--- DATASET Enclosed Below ---
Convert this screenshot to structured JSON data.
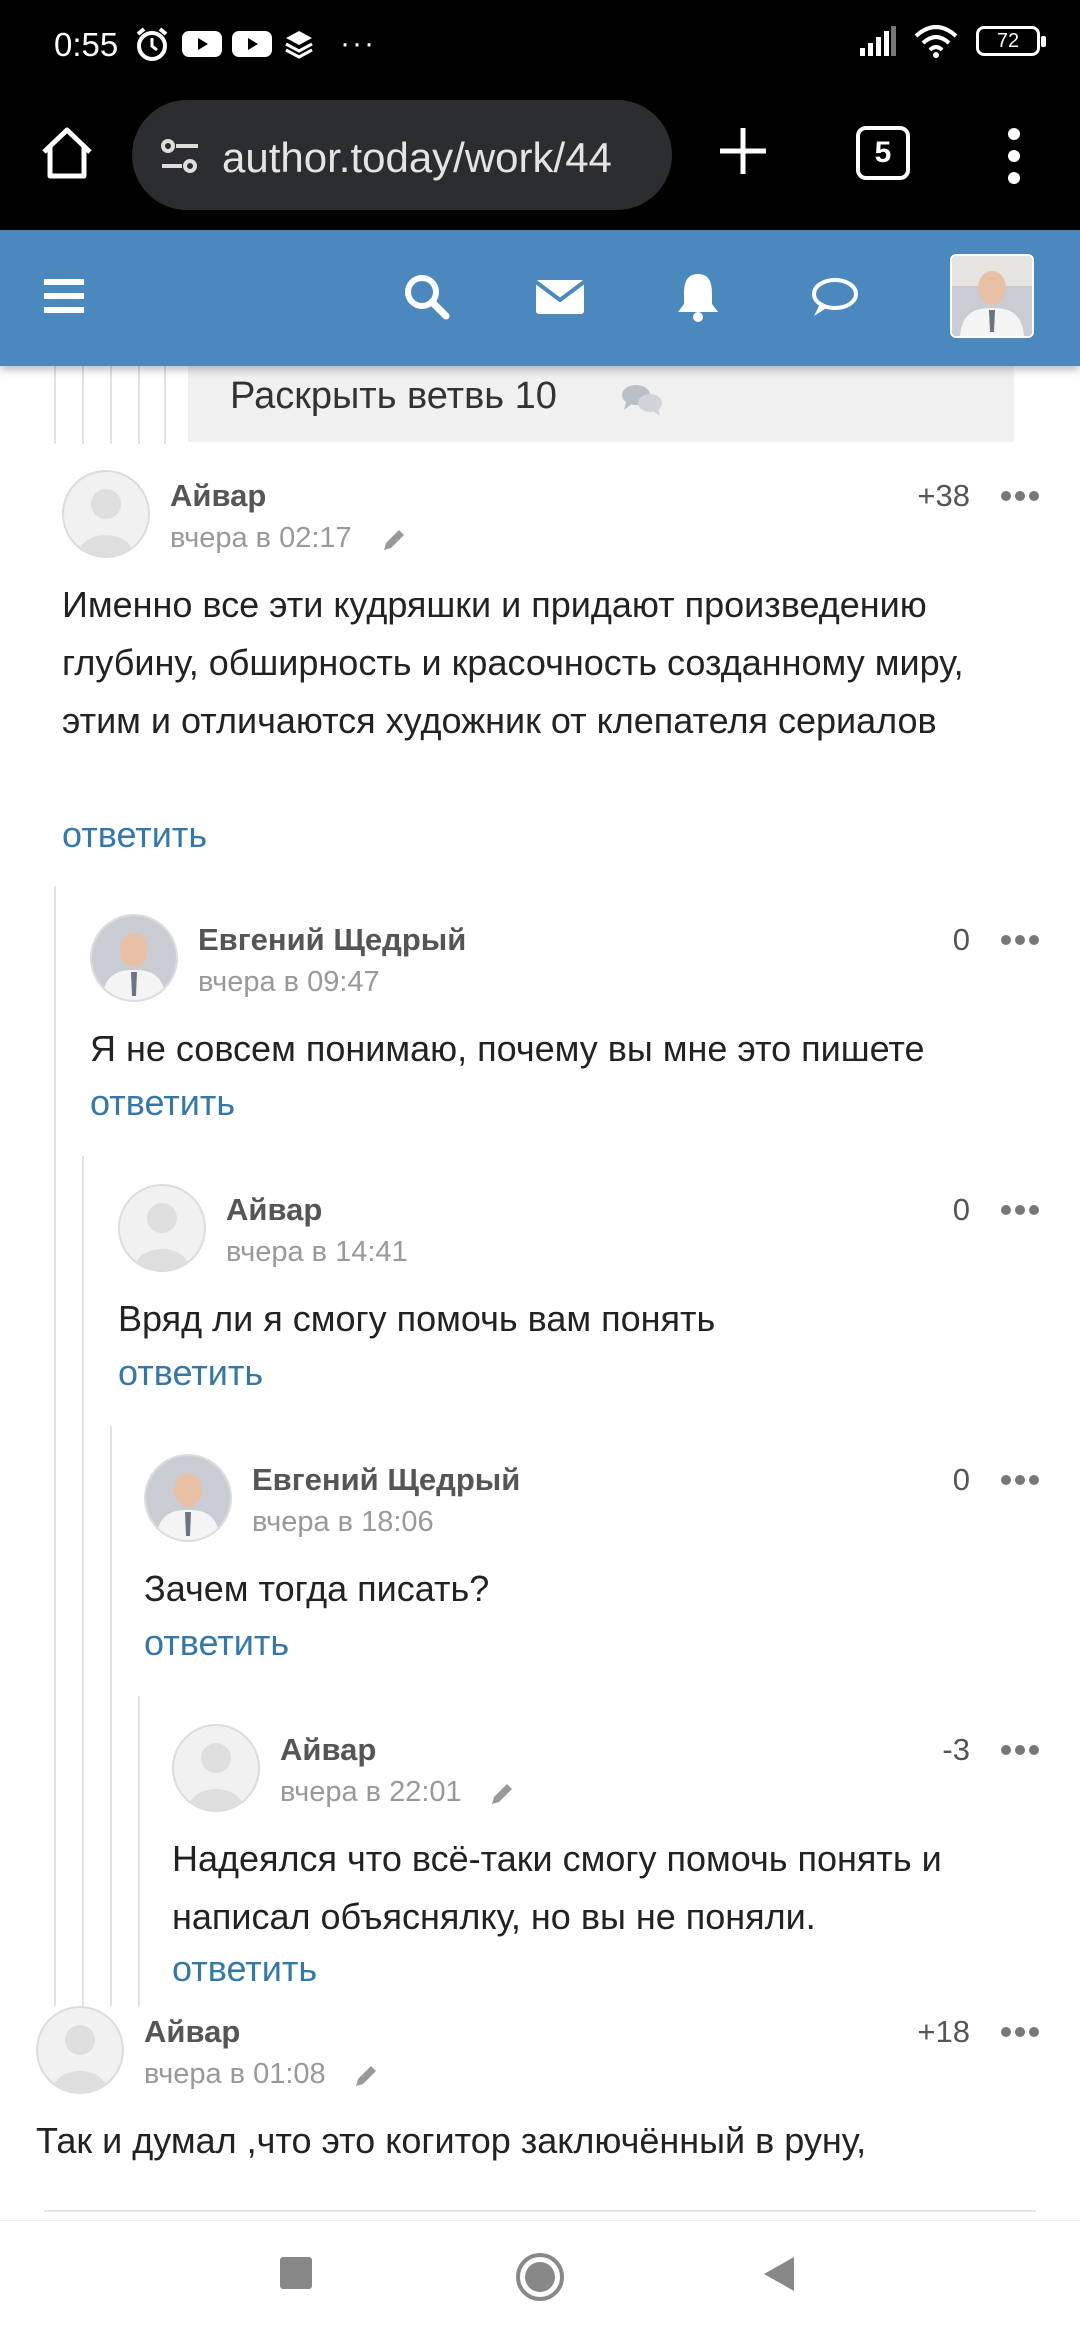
{
  "status": {
    "time": "0:55",
    "more": "···",
    "battery": "72"
  },
  "browser": {
    "url": "author.today/work/44",
    "tab_count": "5"
  },
  "expand_branch": {
    "label": "Раскрыть ветвь 10"
  },
  "comments": [
    {
      "author": "Айвар",
      "date": "вчера в 02:17",
      "score": "+38",
      "text": "Именно все эти кудряшки и придают произведению глубину, обширность и красочность созданному миру, этим  и отличаются художник от клепателя сериалов",
      "reply": "ответить"
    },
    {
      "author": "Евгений Щедрый",
      "date": "вчера в 09:47",
      "score": "0",
      "text": "Я не совсем понимаю, почему вы мне это пишете",
      "reply": "ответить"
    },
    {
      "author": "Айвар",
      "date": "вчера в 14:41",
      "score": "0",
      "text": "Вряд ли я смогу помочь вам понять",
      "reply": "ответить"
    },
    {
      "author": "Евгений Щедрый",
      "date": "вчера в 18:06",
      "score": "0",
      "text": "Зачем тогда писать?",
      "reply": "ответить"
    },
    {
      "author": "Айвар",
      "date": "вчера в 22:01",
      "score": "-3",
      "text": "Надеялся что всё-таки смогу помочь понять и написал объяснялку, но вы не поняли.",
      "reply": "ответить"
    },
    {
      "author": "Айвар",
      "date": "вчера в 01:08",
      "score": "+18",
      "text": "Так и думал ,что это когитор заключённый в руну,",
      "reply": ""
    }
  ]
}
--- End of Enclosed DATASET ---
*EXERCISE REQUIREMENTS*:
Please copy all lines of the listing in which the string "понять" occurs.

*EXERCISE OUTPUT*:
      "text": "Вряд ли я смогу помочь вам понять",
      "text": "Надеялся что всё-таки смогу помочь понять и написал объяснялку, но вы не поняли.",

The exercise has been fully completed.